Best Friends Animal Society recently launched Shelter Partners for Pit Bulls, a project designed to encourage responsible pet ownership, increase adoptions, reduce euthanasia and improve the public's perception of pt bull terriers and similar dogs. Thanks to the myths, many of them perpetuated by the mainstream media, that surround these wonderful dogs, pit bull terriers, once America's most beloved family dogs, have become vilified in recent years. the sad result is that many of these dogs end up in shelters and often don't find their way out again.
Some communities have banished pit bull terriers altogether by enacting unfair breed discriminatory laws. Shelter Partners for Pit bulls is trying to change all that.
The Shelter Partners for Pit Bulls project is made possible through a $240,000 grant from PetSmart Charities. Along with additional support from Best Friends, the funds support pilot programs in five shelters across the country. They are: Rancho Cucamonga Animal Care and Adoption Center in Cucamonga, California; Baltimore Animal Rescue and Care Shelter in Baltimore, Maryland; Washington Humane Society in Washington, D.C.; Hillsborough County Animal Services in Tampa, Florida; and the County of San Diego Animal Services in Carlsbad, California. Best Friends has hired local coordinators for all five shelters to oversee the programs in their communities, which will include kennel enrichment for shelter dogs, community education and training programs, creation or support of foster and transition home programs, adoption and other outreach events, targeted spay/neuter efforts, post-adoption support and educational opportunities for shelter staff.
The Shelter Partners for Pit Bulls program is modeled after a very successful partnership between Best Friends and Salt Lake County Animal Services that began back in July 2009. The save rate for pit bull type dogs climbed from 57 to 71 percent in the program's first year, and the number of dogs adopted doubled from the previous year.
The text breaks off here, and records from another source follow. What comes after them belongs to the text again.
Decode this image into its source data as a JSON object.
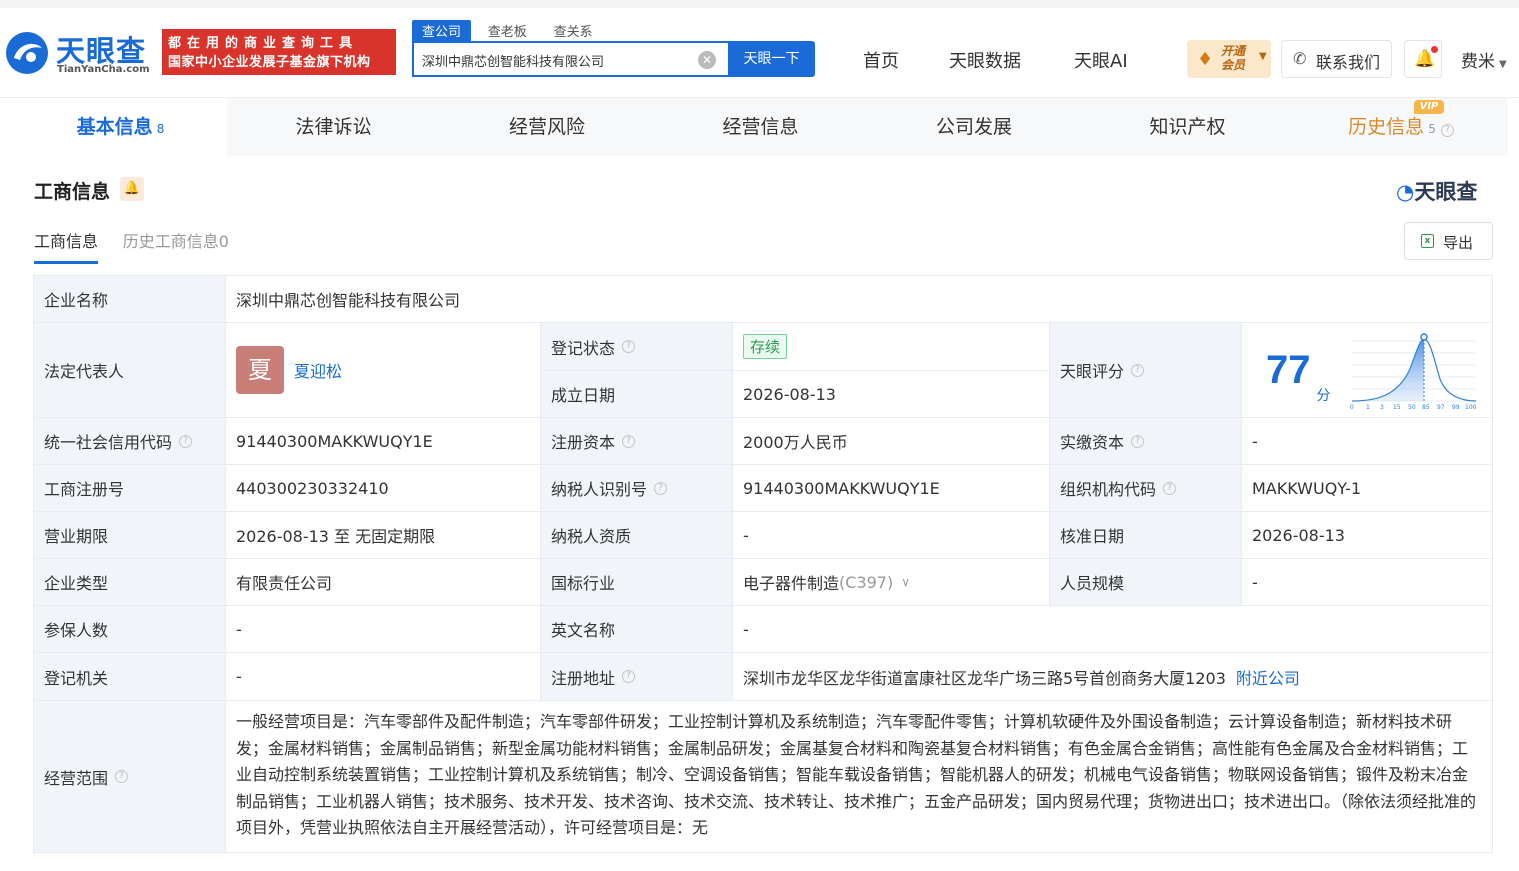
{
  "header": {
    "logo_cn": "天眼查",
    "logo_en": "TianYanCha.com",
    "slogan_line1": "都在用的商业查询工具",
    "slogan_line2": "国家中小企业发展子基金旗下机构",
    "search_tabs": [
      "查公司",
      "查老板",
      "查关系"
    ],
    "search_value": "深圳中鼎芯创智能科技有限公司",
    "search_button": "天眼一下",
    "nav": [
      "首页",
      "天眼数据",
      "天眼AI"
    ],
    "vip_text_line1": "开通",
    "vip_text_line2": "会员",
    "contact": "联系我们",
    "user": "费米"
  },
  "tabs": [
    {
      "label": "基本信息",
      "count": "8",
      "active": true
    },
    {
      "label": "法律诉讼"
    },
    {
      "label": "经营风险"
    },
    {
      "label": "经营信息"
    },
    {
      "label": "公司发展"
    },
    {
      "label": "知识产权"
    },
    {
      "label": "历史信息",
      "count": "5",
      "vip": true
    }
  ],
  "vip_badge": "VIP",
  "section": {
    "title": "工商信息",
    "brand": "天眼查",
    "subtabs": [
      "工商信息",
      "历史工商信息0"
    ],
    "export": "导出"
  },
  "info": {
    "company_name_label": "企业名称",
    "company_name": "深圳中鼎芯创智能科技有限公司",
    "legal_rep_label": "法定代表人",
    "legal_rep_avatar": "夏",
    "legal_rep": "夏迎松",
    "reg_status_label": "登记状态",
    "reg_status": "存续",
    "found_date_label": "成立日期",
    "found_date": "2026-08-13",
    "score_label": "天眼评分",
    "score": "77",
    "score_unit": "分",
    "score_axis": [
      "0",
      "1",
      "3",
      "15",
      "50",
      "85",
      "97",
      "99",
      "100"
    ],
    "credit_code_label": "统一社会信用代码",
    "credit_code": "91440300MAKKWUQY1E",
    "reg_capital_label": "注册资本",
    "reg_capital": "2000万人民币",
    "paid_capital_label": "实缴资本",
    "paid_capital": "-",
    "biz_reg_no_label": "工商注册号",
    "biz_reg_no": "440300230332410",
    "taxpayer_id_label": "纳税人识别号",
    "taxpayer_id": "91440300MAKKWUQY1E",
    "org_code_label": "组织机构代码",
    "org_code": "MAKKWUQY-1",
    "term_label": "营业期限",
    "term": "2026-08-13 至 无固定期限",
    "taxpayer_qual_label": "纳税人资质",
    "taxpayer_qual": "-",
    "approve_date_label": "核准日期",
    "approve_date": "2026-08-13",
    "type_label": "企业类型",
    "type": "有限责任公司",
    "industry_label": "国标行业",
    "industry": "电子器件制造",
    "industry_code": "(C397)",
    "staff_label": "人员规模",
    "staff": "-",
    "insured_label": "参保人数",
    "insured": "-",
    "english_label": "英文名称",
    "english": "-",
    "authority_label": "登记机关",
    "authority": "-",
    "address_label": "注册地址",
    "address": "深圳市龙华区龙华街道富康社区龙华广场三路5号首创商务大厦1203",
    "nearby": "附近公司",
    "scope_label": "经营范围",
    "scope": "一般经营项目是：汽车零部件及配件制造；汽车零部件研发；工业控制计算机及系统制造；汽车零配件零售；计算机软硬件及外围设备制造；云计算设备制造；新材料技术研发；金属材料销售；金属制品销售；新型金属功能材料销售；金属制品研发；金属基复合材料和陶瓷基复合材料销售；有色金属合金销售；高性能有色金属及合金材料销售；工业自动控制系统装置销售；工业控制计算机及系统销售；制冷、空调设备销售；智能车载设备销售；智能机器人的研发；机械电气设备销售；物联网设备销售；锻件及粉末冶金制品销售；工业机器人销售；技术服务、技术开发、技术咨询、技术交流、技术转让、技术推广；五金产品研发；国内贸易代理；货物进出口；技术进出口。（除依法须经批准的项目外，凭营业执照依法自主开展经营活动），许可经营项目是：无"
  },
  "colors": {
    "brand_blue": "#1a6bd6",
    "slogan_red": "#d9342b",
    "status_green": "#2f9b56",
    "vip_gold": "#d98b2a"
  }
}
Shelter Partners for Pit Bulls hopes to duplicate that success in the five pilot communities and eventually bring about a time when there are no more homeless pets.